[Web page and app entries]

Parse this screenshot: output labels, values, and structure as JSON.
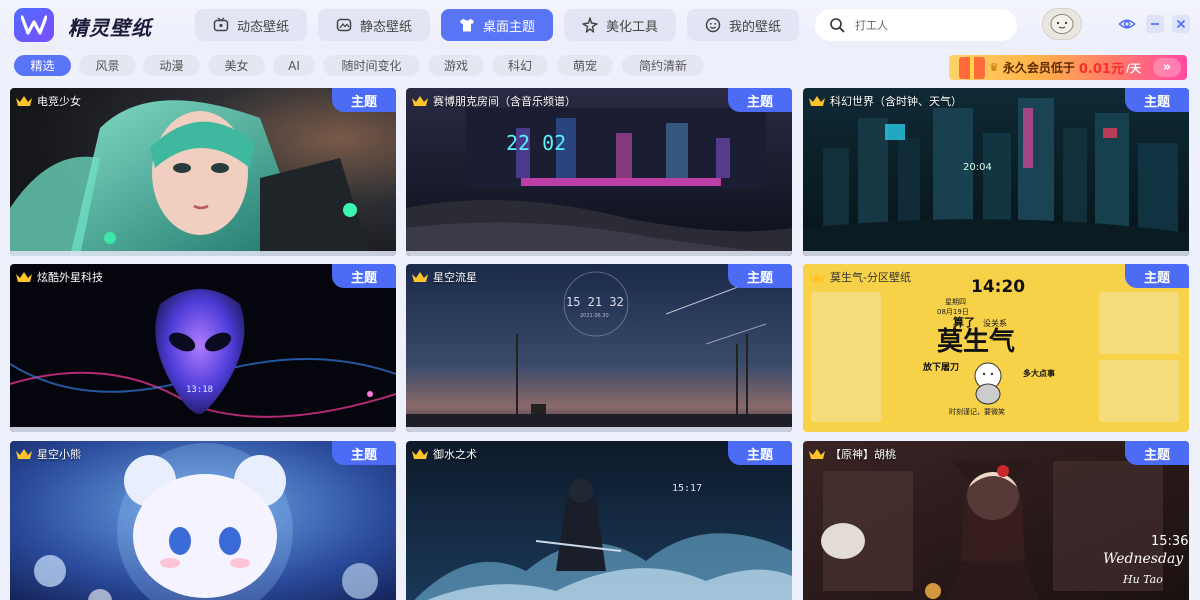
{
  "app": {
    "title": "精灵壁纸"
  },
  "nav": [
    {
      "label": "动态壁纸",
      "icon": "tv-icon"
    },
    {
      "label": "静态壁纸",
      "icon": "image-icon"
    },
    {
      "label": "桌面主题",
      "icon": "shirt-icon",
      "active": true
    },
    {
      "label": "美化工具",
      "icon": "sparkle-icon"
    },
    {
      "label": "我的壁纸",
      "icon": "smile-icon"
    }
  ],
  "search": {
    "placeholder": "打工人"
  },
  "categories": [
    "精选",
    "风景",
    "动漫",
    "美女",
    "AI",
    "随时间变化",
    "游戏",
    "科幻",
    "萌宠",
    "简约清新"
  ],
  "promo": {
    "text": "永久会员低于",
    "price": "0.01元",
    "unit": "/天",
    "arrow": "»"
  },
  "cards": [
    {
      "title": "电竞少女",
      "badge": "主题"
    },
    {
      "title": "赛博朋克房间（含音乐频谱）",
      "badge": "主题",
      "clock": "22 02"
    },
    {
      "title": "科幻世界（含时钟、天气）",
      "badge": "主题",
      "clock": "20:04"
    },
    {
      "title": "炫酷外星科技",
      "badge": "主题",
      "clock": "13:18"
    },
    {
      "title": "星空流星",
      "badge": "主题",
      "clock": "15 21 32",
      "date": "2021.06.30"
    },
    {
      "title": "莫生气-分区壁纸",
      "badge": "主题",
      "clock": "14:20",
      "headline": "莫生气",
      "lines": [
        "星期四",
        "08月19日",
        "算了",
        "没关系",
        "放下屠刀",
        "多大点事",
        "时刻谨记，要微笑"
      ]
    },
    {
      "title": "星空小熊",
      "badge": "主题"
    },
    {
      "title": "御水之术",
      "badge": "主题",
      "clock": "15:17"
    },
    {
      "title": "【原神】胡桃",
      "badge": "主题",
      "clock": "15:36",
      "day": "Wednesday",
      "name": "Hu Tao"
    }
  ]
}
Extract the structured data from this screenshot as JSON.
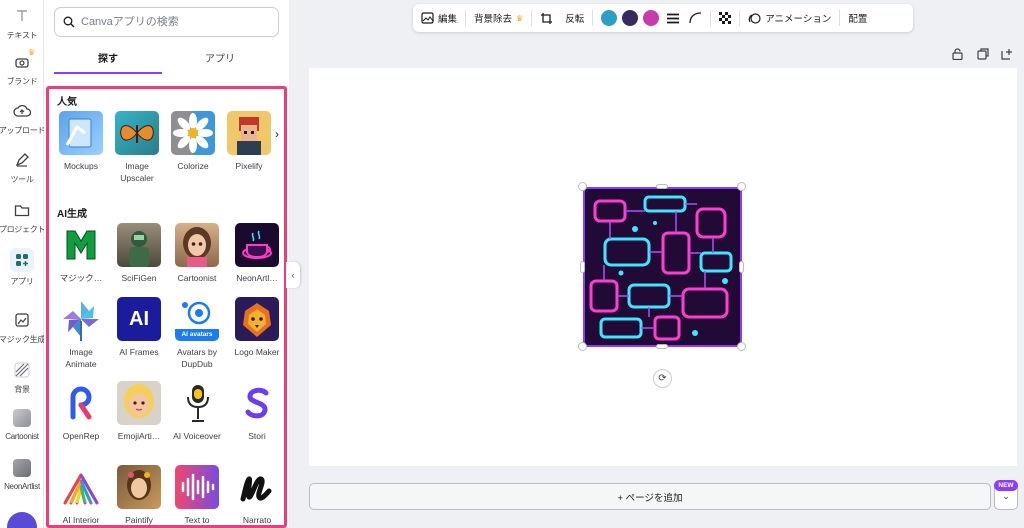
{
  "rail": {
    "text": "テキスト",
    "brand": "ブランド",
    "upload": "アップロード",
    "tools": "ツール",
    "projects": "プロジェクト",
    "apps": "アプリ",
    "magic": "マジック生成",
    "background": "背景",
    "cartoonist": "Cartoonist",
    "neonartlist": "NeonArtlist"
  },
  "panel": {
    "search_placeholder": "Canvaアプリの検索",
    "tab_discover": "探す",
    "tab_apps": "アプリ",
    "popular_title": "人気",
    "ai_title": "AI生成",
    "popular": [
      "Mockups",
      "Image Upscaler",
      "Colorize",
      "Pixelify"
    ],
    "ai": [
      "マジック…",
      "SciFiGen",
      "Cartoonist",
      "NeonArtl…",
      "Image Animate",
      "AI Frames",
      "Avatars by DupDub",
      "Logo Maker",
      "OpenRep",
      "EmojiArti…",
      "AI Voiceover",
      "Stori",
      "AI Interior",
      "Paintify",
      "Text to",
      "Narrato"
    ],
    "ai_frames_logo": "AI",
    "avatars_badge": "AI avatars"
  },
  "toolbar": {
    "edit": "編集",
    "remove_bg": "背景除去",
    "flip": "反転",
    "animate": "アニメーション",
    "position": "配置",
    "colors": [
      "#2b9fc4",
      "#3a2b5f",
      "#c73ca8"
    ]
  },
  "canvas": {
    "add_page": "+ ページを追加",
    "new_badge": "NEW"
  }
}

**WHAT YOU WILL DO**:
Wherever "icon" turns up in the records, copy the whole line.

**RESULT OF THIS EXERCISE**:
      "icon": "tv-icon"
      "icon": "image-icon"
      "icon": "shirt-icon",
      "icon": "sparkle-icon"
      "icon": "smile-icon"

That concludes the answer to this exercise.